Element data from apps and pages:
_____

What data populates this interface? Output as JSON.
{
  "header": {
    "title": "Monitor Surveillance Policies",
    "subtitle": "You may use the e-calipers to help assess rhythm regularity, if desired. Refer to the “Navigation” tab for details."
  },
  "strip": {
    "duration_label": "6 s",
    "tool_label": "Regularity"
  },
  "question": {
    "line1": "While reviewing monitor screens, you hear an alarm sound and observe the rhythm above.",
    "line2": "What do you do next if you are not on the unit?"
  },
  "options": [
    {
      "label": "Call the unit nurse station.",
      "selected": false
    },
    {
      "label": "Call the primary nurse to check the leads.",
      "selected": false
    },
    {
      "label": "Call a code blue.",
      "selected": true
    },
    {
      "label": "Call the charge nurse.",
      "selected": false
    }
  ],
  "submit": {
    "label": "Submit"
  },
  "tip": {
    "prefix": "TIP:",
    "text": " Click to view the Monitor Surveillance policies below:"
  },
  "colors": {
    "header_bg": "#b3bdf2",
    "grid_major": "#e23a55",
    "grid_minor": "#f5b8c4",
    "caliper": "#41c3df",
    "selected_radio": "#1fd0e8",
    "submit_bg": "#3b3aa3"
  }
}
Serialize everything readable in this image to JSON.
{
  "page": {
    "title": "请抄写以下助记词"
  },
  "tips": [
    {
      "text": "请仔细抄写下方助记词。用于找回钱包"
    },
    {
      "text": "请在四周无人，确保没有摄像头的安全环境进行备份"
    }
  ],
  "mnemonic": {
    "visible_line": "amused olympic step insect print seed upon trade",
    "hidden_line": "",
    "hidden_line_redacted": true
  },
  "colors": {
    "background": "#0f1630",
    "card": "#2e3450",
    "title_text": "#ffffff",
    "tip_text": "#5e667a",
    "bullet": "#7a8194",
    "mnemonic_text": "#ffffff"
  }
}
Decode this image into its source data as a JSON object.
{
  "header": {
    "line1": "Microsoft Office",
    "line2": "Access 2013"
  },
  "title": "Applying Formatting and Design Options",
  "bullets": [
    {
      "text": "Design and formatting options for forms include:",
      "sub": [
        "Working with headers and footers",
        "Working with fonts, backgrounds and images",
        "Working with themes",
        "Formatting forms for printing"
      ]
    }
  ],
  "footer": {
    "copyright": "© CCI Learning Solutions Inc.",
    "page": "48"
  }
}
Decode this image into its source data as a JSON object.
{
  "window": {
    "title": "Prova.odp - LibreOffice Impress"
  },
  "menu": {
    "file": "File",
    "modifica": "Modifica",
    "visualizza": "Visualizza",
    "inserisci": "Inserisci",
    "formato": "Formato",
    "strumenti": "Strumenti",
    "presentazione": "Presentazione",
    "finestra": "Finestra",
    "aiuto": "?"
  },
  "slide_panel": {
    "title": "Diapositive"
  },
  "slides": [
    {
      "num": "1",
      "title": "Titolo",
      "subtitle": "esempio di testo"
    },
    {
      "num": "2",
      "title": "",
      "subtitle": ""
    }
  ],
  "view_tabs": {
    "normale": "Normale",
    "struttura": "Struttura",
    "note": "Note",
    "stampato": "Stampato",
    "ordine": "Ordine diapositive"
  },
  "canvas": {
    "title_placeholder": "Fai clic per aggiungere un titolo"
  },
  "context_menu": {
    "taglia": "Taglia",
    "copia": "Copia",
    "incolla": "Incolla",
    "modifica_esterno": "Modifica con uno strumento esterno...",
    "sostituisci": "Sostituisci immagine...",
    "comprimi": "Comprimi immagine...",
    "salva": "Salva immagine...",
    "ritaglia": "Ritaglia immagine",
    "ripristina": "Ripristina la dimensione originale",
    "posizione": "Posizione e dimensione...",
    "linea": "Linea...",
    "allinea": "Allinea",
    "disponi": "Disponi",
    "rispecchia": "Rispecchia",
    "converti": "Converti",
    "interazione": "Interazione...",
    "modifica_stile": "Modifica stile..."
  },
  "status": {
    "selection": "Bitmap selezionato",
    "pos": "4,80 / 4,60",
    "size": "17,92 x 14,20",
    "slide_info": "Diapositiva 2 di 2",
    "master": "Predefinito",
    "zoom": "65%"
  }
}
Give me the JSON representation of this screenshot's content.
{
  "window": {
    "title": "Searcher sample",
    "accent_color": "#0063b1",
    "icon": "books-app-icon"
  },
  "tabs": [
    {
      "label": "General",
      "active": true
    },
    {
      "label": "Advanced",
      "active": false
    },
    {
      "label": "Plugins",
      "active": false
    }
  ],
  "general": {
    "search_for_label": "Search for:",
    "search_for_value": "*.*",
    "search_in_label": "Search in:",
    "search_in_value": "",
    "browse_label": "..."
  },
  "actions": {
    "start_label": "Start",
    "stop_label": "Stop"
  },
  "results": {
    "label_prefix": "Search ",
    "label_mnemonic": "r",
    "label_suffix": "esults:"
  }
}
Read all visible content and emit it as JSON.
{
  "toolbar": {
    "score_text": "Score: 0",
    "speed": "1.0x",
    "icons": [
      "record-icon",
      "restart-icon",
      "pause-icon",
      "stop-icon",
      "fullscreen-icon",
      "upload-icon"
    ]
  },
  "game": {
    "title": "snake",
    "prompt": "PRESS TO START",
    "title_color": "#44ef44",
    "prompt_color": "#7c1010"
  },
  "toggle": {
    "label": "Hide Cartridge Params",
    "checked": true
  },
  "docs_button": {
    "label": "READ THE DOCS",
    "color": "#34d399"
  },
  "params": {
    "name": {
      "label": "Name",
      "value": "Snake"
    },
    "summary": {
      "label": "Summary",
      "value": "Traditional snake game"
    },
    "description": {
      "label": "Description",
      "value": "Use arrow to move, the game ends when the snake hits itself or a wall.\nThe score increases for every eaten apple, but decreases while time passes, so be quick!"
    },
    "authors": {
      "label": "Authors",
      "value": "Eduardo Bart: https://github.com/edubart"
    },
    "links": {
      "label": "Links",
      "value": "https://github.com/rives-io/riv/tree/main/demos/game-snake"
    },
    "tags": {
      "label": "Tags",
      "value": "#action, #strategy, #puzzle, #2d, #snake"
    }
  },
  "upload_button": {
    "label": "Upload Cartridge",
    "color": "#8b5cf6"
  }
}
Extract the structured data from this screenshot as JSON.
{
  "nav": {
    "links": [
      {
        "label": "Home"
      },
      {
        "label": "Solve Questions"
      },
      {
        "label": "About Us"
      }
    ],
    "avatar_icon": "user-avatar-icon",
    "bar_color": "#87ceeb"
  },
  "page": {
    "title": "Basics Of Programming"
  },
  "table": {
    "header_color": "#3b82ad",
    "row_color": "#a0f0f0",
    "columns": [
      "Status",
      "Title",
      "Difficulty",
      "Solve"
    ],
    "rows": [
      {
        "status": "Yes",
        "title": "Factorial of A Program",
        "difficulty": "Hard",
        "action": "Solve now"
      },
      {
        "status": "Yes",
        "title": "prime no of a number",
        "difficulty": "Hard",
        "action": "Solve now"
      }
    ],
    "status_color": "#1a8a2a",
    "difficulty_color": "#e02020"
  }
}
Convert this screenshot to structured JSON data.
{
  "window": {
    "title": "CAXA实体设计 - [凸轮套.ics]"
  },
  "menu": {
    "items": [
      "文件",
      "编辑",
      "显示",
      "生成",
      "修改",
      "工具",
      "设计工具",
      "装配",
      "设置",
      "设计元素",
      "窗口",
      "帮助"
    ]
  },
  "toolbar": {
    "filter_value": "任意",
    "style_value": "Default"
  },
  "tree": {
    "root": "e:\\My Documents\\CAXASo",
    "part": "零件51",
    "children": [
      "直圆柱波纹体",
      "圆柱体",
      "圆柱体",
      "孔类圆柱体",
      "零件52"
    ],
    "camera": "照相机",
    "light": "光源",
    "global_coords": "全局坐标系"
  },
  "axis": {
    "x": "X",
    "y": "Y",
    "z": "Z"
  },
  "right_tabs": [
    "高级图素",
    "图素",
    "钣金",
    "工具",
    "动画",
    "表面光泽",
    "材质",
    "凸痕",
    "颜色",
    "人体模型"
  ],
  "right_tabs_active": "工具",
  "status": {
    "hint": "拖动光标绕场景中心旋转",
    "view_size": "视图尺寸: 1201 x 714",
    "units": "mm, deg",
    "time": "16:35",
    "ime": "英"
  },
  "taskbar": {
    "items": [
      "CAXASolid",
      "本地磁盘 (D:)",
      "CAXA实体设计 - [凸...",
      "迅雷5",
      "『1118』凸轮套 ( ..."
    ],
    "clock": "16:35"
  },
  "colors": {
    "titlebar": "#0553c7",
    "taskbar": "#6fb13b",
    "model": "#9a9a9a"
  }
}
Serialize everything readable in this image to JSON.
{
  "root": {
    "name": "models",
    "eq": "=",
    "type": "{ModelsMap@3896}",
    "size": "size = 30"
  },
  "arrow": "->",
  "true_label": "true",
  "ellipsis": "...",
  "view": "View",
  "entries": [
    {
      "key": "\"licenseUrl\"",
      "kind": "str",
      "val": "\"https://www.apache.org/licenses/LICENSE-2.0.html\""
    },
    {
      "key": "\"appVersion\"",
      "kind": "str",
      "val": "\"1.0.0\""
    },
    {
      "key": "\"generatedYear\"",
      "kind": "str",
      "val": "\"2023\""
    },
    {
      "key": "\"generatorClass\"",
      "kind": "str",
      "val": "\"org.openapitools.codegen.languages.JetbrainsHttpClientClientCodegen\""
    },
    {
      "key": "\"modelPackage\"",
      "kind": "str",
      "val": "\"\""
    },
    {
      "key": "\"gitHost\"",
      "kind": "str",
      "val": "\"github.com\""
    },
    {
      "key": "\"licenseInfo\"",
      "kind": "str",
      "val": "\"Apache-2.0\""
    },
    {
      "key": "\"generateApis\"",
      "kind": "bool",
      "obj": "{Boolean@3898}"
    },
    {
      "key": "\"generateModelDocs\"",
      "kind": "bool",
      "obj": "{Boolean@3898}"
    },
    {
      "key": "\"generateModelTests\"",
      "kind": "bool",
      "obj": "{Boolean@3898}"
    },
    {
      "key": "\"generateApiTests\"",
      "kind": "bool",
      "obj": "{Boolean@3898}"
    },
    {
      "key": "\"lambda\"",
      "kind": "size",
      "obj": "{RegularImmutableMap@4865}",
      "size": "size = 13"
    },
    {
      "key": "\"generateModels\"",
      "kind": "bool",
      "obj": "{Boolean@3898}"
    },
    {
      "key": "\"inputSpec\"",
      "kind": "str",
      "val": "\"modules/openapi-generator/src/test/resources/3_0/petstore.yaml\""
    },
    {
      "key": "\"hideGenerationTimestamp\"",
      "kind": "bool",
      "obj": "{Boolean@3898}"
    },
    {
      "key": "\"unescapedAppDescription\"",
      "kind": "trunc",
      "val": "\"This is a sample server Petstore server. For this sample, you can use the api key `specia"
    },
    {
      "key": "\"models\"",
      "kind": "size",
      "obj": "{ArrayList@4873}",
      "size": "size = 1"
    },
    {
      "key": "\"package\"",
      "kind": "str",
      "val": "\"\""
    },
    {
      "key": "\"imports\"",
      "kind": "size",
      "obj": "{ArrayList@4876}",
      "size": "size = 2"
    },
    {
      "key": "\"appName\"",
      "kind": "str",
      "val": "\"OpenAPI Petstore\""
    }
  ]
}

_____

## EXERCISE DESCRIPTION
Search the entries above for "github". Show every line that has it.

## ANSWER TO THIS PROBLEM
      "value": "Eduardo Bart: https://github.com/edubart"
      "value": "https://github.com/rives-io/riv/tree/main/demos/game-snake"
      "val": "\"github.com\""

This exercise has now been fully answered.